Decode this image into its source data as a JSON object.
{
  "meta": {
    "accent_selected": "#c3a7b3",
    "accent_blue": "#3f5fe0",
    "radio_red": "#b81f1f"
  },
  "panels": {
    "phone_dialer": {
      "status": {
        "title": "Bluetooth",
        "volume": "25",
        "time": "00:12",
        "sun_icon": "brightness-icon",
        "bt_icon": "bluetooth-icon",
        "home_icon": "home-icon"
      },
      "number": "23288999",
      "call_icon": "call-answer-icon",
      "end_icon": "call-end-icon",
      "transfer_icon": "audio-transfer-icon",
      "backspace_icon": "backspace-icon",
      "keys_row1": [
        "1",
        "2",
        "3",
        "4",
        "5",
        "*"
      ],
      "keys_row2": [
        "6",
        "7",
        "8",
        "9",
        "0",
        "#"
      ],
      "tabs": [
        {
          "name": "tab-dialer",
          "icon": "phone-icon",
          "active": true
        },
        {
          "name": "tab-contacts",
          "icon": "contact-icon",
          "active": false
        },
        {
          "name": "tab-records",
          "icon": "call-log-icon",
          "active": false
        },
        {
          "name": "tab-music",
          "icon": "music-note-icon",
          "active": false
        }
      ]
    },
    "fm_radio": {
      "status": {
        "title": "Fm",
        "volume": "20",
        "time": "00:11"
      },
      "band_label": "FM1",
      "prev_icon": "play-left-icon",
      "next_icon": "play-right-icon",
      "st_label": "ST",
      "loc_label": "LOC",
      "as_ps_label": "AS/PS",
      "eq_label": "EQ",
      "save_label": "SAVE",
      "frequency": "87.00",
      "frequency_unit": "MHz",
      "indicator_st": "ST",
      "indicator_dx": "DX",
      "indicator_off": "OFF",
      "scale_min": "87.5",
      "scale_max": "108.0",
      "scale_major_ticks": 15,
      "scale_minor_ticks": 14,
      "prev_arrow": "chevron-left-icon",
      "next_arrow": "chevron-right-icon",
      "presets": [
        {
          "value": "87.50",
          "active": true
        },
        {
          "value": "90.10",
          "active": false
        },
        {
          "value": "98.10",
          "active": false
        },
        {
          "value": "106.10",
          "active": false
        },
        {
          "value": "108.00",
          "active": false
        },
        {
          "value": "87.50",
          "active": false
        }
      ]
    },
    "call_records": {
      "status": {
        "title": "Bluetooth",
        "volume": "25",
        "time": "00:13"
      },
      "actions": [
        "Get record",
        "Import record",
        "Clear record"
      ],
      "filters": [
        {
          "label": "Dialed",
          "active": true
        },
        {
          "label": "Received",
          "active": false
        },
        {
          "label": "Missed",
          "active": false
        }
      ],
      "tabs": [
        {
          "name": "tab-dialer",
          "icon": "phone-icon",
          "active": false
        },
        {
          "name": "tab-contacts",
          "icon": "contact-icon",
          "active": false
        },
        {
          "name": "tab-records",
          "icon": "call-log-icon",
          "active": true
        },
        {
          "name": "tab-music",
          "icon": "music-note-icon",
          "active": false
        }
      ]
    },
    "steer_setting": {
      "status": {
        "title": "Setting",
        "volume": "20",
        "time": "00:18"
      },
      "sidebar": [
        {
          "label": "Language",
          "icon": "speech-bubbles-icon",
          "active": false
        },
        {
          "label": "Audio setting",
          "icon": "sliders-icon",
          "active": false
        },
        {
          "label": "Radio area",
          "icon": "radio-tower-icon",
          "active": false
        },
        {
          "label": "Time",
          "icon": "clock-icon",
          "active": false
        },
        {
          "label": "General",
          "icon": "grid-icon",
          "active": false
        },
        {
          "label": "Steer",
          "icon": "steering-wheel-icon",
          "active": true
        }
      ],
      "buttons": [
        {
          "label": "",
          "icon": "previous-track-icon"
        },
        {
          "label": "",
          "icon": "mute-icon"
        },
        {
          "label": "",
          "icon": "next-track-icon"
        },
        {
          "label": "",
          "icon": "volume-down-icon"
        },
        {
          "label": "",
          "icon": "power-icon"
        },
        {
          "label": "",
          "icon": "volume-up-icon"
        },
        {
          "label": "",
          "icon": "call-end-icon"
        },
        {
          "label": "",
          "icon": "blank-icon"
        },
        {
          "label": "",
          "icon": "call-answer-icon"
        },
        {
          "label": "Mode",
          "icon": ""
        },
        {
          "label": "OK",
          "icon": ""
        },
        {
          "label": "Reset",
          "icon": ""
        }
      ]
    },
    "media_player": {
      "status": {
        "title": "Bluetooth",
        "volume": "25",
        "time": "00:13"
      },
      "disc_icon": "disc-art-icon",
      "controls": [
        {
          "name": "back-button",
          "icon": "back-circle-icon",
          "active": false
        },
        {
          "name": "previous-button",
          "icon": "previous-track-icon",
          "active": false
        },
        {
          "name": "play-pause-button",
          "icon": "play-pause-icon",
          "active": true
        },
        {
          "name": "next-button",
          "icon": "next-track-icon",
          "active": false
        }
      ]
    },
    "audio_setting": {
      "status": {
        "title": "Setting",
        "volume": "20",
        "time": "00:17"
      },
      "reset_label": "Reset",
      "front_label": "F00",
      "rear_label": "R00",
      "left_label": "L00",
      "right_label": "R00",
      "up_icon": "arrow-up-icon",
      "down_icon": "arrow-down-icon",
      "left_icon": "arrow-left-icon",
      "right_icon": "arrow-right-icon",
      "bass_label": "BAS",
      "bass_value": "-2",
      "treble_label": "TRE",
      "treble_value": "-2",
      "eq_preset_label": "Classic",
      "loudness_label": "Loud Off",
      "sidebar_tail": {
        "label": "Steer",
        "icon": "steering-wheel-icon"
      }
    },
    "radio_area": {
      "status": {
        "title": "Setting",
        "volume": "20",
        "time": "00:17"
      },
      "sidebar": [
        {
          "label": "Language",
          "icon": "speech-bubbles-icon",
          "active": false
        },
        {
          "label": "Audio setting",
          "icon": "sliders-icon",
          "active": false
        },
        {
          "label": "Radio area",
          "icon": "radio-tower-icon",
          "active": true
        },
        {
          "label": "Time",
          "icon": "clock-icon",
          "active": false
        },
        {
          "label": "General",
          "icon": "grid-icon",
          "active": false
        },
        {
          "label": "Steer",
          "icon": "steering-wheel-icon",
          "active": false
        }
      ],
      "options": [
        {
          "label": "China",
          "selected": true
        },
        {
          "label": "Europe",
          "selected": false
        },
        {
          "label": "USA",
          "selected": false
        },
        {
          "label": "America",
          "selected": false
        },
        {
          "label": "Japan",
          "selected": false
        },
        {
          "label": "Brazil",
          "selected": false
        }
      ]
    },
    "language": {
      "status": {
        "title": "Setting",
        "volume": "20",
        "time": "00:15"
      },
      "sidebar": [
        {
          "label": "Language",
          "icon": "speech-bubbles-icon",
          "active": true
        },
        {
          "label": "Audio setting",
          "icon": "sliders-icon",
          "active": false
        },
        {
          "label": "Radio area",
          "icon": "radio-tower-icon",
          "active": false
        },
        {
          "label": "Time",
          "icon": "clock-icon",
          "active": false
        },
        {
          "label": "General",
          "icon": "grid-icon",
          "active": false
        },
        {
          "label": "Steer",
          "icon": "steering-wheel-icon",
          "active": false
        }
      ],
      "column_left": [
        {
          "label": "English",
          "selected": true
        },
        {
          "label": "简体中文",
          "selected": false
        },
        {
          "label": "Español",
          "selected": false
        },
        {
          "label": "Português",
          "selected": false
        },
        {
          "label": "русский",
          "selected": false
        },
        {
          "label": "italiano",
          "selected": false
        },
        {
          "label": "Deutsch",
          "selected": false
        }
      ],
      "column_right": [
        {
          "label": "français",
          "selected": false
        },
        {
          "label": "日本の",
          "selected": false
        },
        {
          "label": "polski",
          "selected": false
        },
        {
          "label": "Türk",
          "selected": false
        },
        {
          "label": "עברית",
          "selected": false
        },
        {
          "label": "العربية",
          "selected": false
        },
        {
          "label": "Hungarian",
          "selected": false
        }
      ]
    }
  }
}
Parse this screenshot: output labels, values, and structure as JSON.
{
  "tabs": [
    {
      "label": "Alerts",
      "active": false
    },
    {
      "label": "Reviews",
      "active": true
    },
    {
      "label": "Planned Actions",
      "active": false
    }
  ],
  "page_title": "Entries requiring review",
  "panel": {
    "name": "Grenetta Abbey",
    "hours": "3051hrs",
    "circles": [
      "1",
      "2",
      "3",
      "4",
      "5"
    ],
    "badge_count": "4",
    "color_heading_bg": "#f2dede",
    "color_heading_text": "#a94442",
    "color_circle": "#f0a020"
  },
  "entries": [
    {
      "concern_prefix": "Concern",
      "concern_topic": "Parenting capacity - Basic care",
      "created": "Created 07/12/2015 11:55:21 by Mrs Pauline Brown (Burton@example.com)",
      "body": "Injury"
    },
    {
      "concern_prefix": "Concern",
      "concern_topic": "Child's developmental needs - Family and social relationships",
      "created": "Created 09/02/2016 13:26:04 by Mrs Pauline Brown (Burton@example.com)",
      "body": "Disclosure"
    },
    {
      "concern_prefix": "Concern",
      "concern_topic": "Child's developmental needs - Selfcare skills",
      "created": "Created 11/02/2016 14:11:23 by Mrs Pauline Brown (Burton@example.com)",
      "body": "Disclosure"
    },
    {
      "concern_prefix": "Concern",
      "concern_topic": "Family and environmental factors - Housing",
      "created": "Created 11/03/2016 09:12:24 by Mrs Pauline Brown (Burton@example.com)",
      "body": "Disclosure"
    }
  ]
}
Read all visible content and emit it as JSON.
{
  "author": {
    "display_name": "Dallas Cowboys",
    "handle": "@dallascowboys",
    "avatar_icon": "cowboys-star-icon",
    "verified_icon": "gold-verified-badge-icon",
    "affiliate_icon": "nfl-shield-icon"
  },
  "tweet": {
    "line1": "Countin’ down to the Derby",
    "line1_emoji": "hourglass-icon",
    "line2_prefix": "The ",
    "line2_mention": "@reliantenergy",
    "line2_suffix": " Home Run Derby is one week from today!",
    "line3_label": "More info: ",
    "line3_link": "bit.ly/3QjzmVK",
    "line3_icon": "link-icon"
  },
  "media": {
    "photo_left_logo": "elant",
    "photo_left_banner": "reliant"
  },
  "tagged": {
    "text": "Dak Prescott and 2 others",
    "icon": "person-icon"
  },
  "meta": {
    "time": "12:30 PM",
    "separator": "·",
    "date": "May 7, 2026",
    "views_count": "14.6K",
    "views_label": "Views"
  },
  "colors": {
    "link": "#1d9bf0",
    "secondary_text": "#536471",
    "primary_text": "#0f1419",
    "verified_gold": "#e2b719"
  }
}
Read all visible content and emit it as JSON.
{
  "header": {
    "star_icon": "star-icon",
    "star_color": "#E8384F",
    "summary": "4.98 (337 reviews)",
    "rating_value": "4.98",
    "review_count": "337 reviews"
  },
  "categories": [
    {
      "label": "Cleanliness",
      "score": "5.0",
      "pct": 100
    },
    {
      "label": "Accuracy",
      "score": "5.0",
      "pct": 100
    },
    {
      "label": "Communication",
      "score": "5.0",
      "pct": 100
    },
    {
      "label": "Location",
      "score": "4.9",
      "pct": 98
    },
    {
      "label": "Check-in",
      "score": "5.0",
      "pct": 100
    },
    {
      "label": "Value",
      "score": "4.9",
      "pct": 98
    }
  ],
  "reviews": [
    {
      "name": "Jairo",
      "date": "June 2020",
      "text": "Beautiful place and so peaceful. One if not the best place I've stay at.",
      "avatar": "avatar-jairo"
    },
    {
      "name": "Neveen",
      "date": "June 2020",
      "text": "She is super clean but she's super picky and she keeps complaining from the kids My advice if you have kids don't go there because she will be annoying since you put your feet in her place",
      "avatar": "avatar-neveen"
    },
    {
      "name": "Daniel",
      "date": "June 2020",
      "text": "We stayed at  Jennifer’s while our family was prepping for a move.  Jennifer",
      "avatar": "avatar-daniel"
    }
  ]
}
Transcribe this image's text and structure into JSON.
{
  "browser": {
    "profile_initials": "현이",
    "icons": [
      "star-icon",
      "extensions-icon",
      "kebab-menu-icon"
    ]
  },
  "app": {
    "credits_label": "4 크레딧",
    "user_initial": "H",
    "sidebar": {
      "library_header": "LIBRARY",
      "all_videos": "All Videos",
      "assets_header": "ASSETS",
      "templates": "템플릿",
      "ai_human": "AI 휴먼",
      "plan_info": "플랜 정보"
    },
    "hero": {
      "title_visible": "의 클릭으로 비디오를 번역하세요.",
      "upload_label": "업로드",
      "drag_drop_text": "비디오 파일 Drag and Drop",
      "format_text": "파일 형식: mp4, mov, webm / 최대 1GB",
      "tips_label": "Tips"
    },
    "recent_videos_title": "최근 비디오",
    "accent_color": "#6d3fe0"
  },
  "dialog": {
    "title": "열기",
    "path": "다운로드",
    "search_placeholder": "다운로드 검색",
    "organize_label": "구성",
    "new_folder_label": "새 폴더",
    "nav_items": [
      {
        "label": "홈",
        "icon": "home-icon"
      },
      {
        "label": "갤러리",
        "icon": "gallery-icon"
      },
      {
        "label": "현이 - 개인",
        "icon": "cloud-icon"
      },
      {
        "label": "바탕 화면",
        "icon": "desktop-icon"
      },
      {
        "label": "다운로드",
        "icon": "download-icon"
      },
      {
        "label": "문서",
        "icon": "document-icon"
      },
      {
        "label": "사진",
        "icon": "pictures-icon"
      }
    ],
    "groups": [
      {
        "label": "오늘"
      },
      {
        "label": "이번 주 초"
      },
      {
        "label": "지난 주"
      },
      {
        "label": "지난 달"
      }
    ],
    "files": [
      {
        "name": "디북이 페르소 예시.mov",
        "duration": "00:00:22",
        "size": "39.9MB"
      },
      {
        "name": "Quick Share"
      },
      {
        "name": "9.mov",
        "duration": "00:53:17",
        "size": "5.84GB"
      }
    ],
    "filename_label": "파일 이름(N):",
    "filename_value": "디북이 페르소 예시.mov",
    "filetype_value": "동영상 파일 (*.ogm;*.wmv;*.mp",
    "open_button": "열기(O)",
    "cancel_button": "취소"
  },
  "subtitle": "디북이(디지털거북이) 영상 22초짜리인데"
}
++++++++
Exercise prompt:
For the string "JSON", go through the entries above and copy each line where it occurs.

Answer box:
Decode this image into its source data as a JSON object.
Parse this screenshot: output labels, values, and structure as JSON.
Read all visible content and emit it as JSON.
Read all visible content and emit it as JSON.
Transcribe this image's text and structure into JSON.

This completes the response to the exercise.